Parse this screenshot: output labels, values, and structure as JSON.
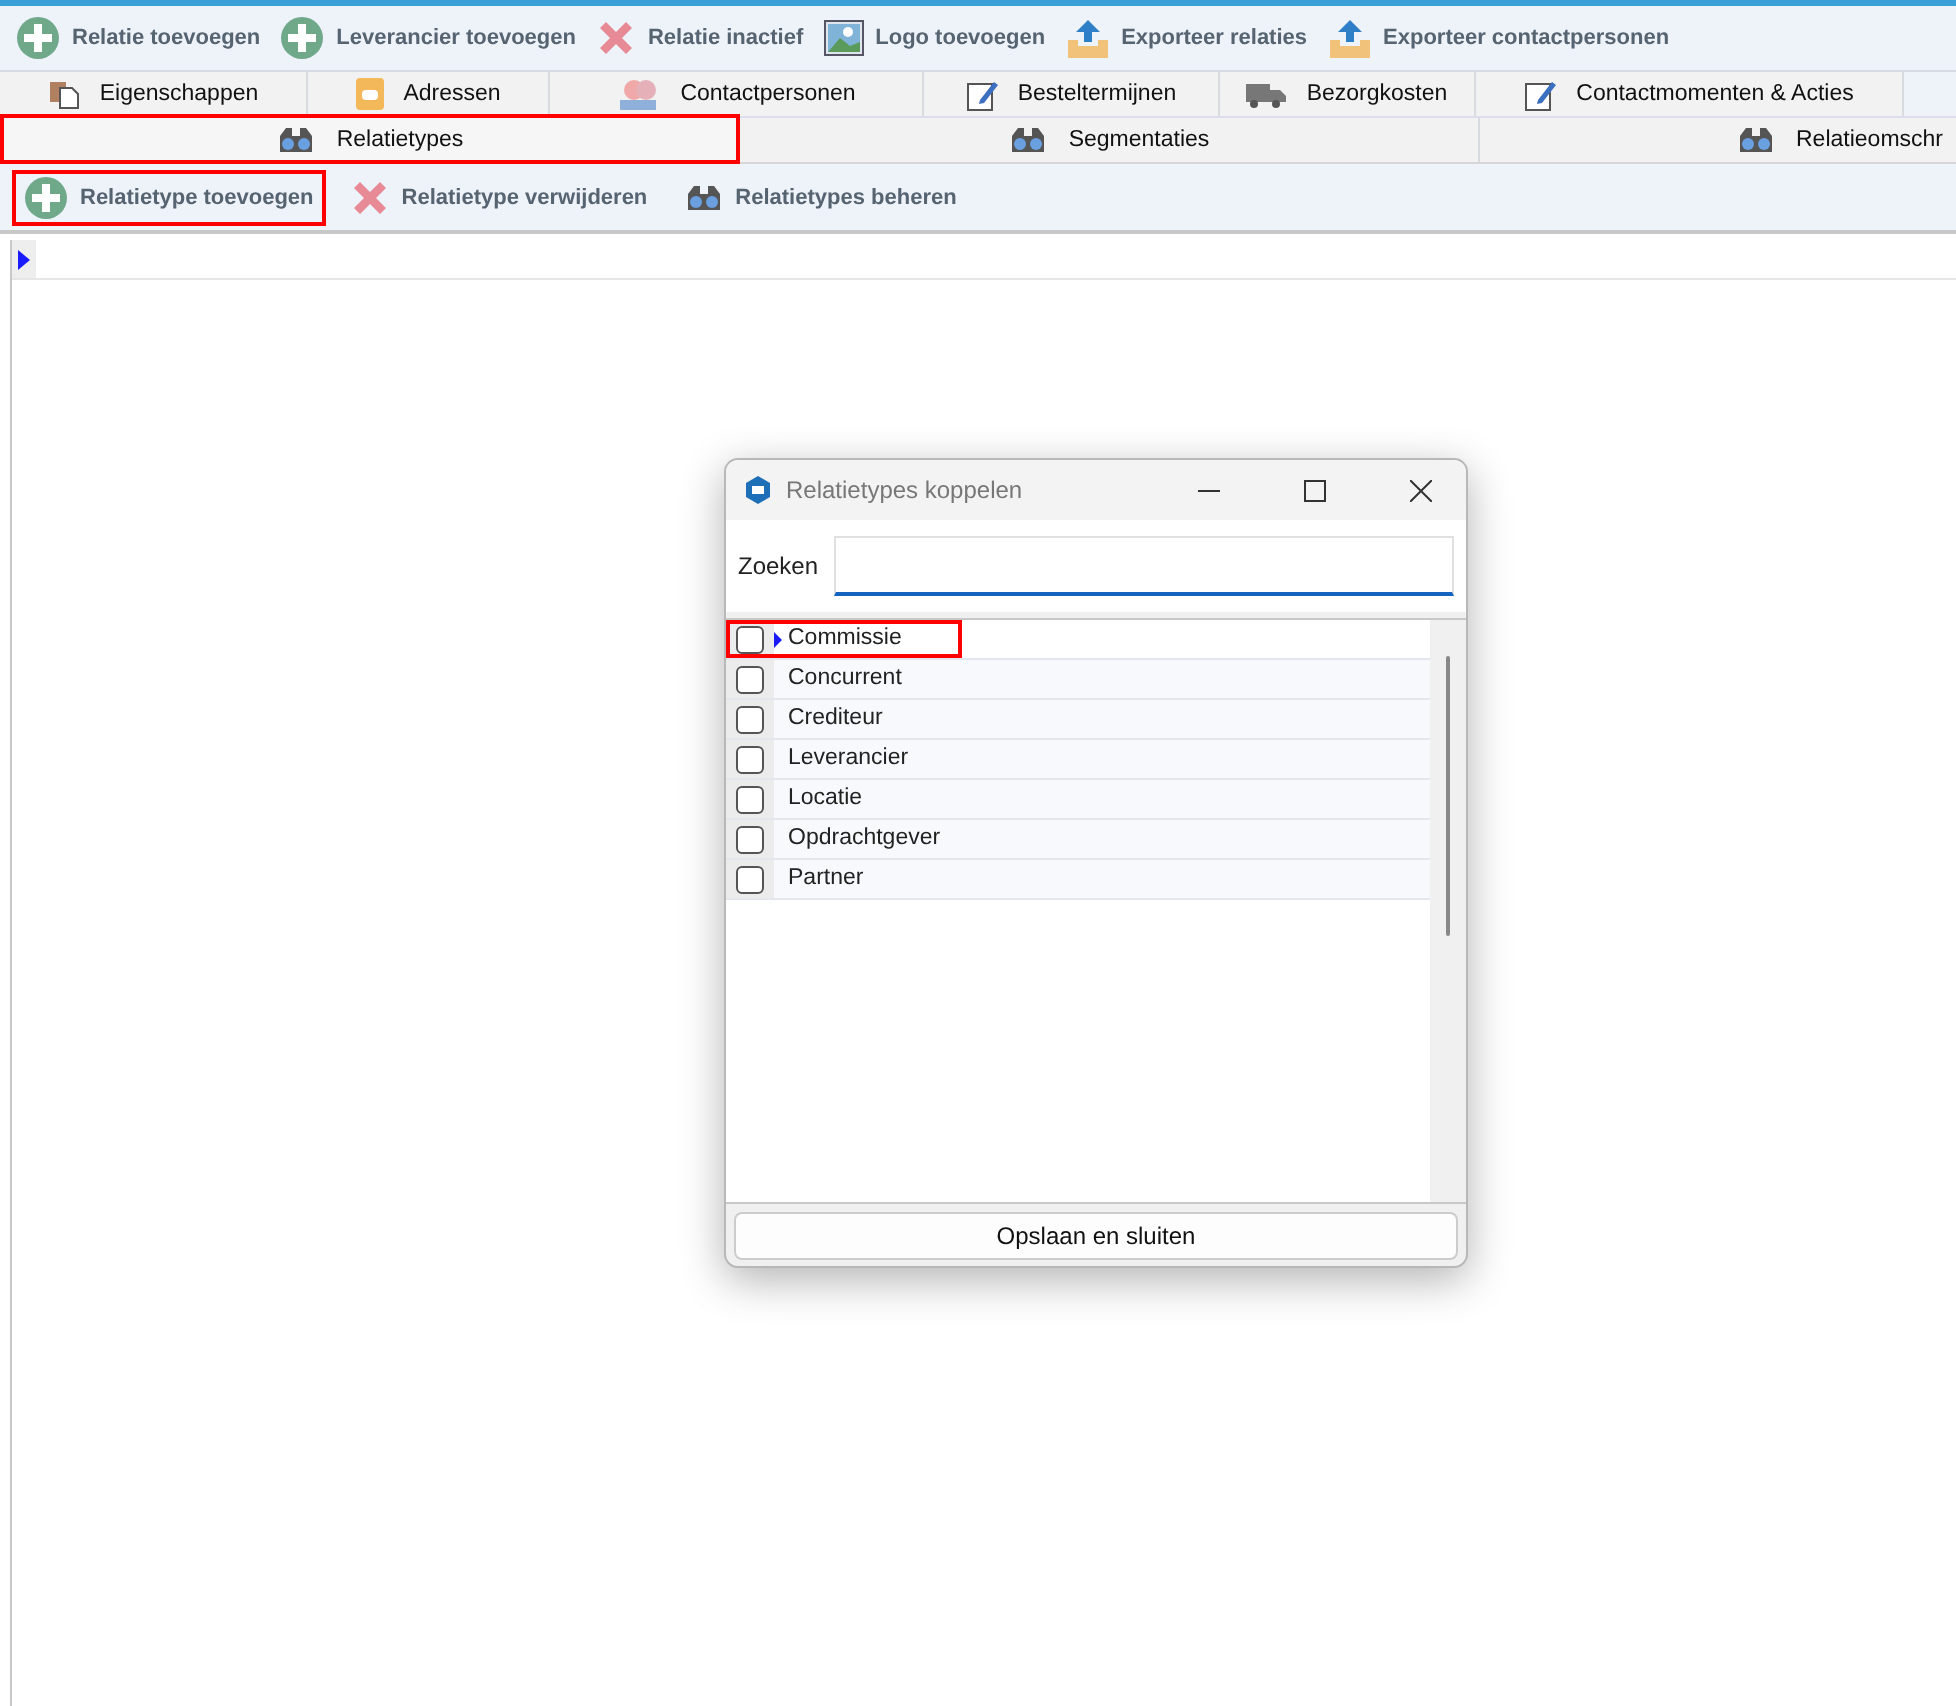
{
  "toolbar": [
    {
      "label": "Relatie toevoegen",
      "kind": "add"
    },
    {
      "label": "Leverancier toevoegen",
      "kind": "add"
    },
    {
      "label": "Relatie inactief",
      "kind": "remove"
    },
    {
      "label": "Logo toevoegen",
      "kind": "image"
    },
    {
      "label": "Exporteer relaties",
      "kind": "export"
    },
    {
      "label": "Exporteer contactpersonen",
      "kind": "export"
    }
  ],
  "tabs_row1": [
    {
      "label": "Eigenschappen",
      "kind": "pages",
      "selected": false
    },
    {
      "label": "Adressen",
      "kind": "phonebook",
      "selected": false
    },
    {
      "label": "Contactpersonen",
      "kind": "people",
      "selected": false
    },
    {
      "label": "Besteltermijnen",
      "kind": "notepad",
      "selected": false
    },
    {
      "label": "Bezorgkosten",
      "kind": "truck",
      "selected": false
    },
    {
      "label": "Contactmomenten & Acties",
      "kind": "notepad",
      "selected": false
    }
  ],
  "tabs_row2": [
    {
      "label": "Relatietypes",
      "kind": "binoculars",
      "selected": true,
      "highlighted": true
    },
    {
      "label": "Segmentaties",
      "kind": "binoculars",
      "selected": false,
      "highlighted": false
    },
    {
      "label": "Relatieomschr",
      "kind": "binoculars",
      "selected": false,
      "highlighted": false
    }
  ],
  "sub_toolbar": [
    {
      "label": "Relatietype toevoegen",
      "kind": "add",
      "highlighted": true
    },
    {
      "label": "Relatietype verwijderen",
      "kind": "remove",
      "highlighted": false
    },
    {
      "label": "Relatietypes beheren",
      "kind": "binoculars",
      "highlighted": false
    }
  ],
  "dialog": {
    "title": "Relatietypes koppelen",
    "search": {
      "label": "Zoeken"
    },
    "items": [
      {
        "label": "Commissie",
        "checked": false,
        "selected": true,
        "highlighted": true
      },
      {
        "label": "Concurrent",
        "checked": false,
        "selected": false,
        "highlighted": false
      },
      {
        "label": "Crediteur",
        "checked": false,
        "selected": false,
        "highlighted": false
      },
      {
        "label": "Leverancier",
        "checked": false,
        "selected": false,
        "highlighted": false
      },
      {
        "label": "Locatie",
        "checked": false,
        "selected": false,
        "highlighted": false
      },
      {
        "label": "Opdrachtgever",
        "checked": false,
        "selected": false,
        "highlighted": false
      },
      {
        "label": "Partner",
        "checked": false,
        "selected": false,
        "highlighted": false
      }
    ],
    "button": "Opslaan en sluiten"
  }
}
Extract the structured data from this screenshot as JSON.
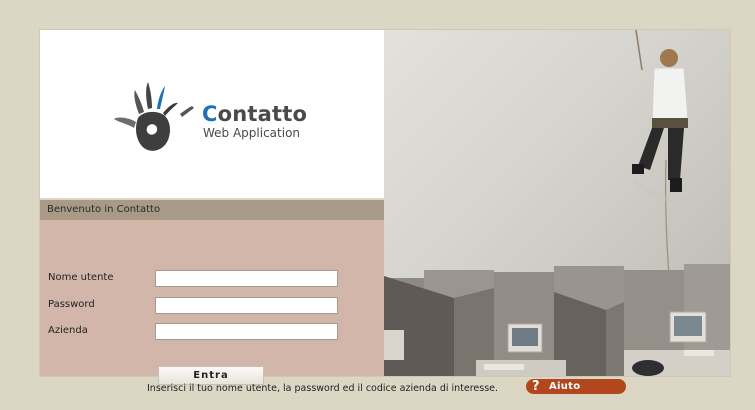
{
  "brand": {
    "title_cap": "C",
    "title_rest": "ontatto",
    "subtitle": "Web Application"
  },
  "welcome": "Benvenuto in Contatto",
  "form": {
    "username_label": "Nome utente",
    "username_value": "",
    "password_label": "Password",
    "password_value": "",
    "company_label": "Azienda",
    "company_value": "",
    "submit_label": "Entra"
  },
  "footer": {
    "hint": "Inserisci il tuo nome utente, la password ed il codice azienda di interesse.",
    "help_label": "Aiuto",
    "help_glyph": "?"
  },
  "colors": {
    "background": "#dcd6c4",
    "welcome_bar": "#a89a86",
    "form_bg": "#d2b6a9",
    "brand_accent": "#1f6fb6",
    "help_button": "#b2461c"
  }
}
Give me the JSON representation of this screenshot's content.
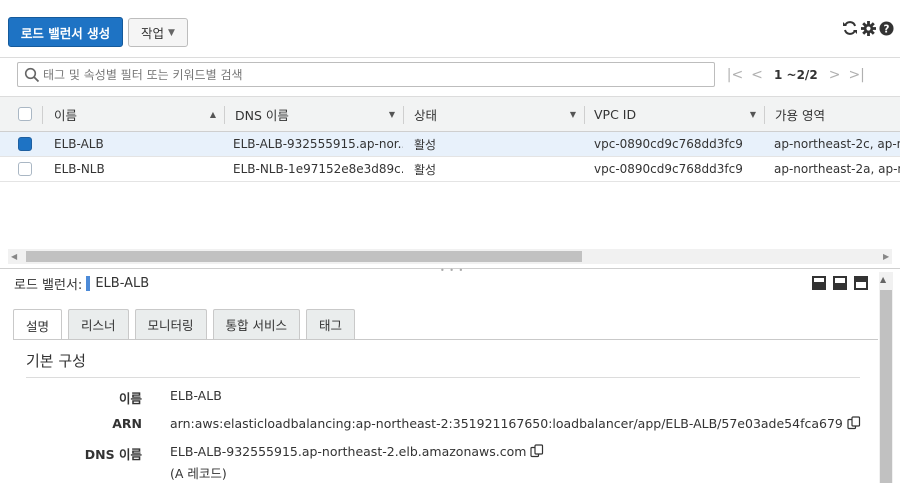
{
  "toolbar": {
    "create_label": "로드 밸런서 생성",
    "actions_label": "작업",
    "icons": [
      "refresh-icon",
      "gear-icon",
      "help-icon"
    ]
  },
  "search": {
    "placeholder": "태그 및 속성별 필터 또는 키워드별 검색"
  },
  "pager": {
    "info": "1 ~2/2"
  },
  "table": {
    "headers": [
      "이름",
      "DNS 이름",
      "상태",
      "VPC ID",
      "가용 영역"
    ],
    "rows": [
      {
        "selected": true,
        "name": "ELB-ALB",
        "dns": "ELB-ALB-932555915.ap-nor...",
        "state": "활성",
        "vpc": "vpc-0890cd9c768dd3fc9",
        "az": "ap-northeast-2c, ap-nor"
      },
      {
        "selected": false,
        "name": "ELB-NLB",
        "dns": "ELB-NLB-1e97152e8e3d89c...",
        "state": "활성",
        "vpc": "vpc-0890cd9c768dd3fc9",
        "az": "ap-northeast-2a, ap-nor"
      }
    ]
  },
  "detail": {
    "title_prefix": "로드 밸런서:",
    "title_name": "ELB-ALB",
    "tabs": [
      "설명",
      "리스너",
      "모니터링",
      "통합 서비스",
      "태그"
    ],
    "active_tab": "설명",
    "section_title": "기본 구성",
    "fields": {
      "name_label": "이름",
      "name_value": "ELB-ALB",
      "arn_label": "ARN",
      "arn_value": "arn:aws:elasticloadbalancing:ap-northeast-2:351921167650:loadbalancer/app/ELB-ALB/57e03ade54fca679",
      "dns_label": "DNS 이름",
      "dns_value": "ELB-ALB-932555915.ap-northeast-2.elb.amazonaws.com",
      "dns_note": "(A 레코드)"
    }
  },
  "colors": {
    "primary": "#1e73c4",
    "selected_row": "#e8f1fb",
    "header_bg": "#f2f3f3"
  }
}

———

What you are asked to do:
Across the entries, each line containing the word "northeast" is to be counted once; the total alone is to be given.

Answer for this exercise:
4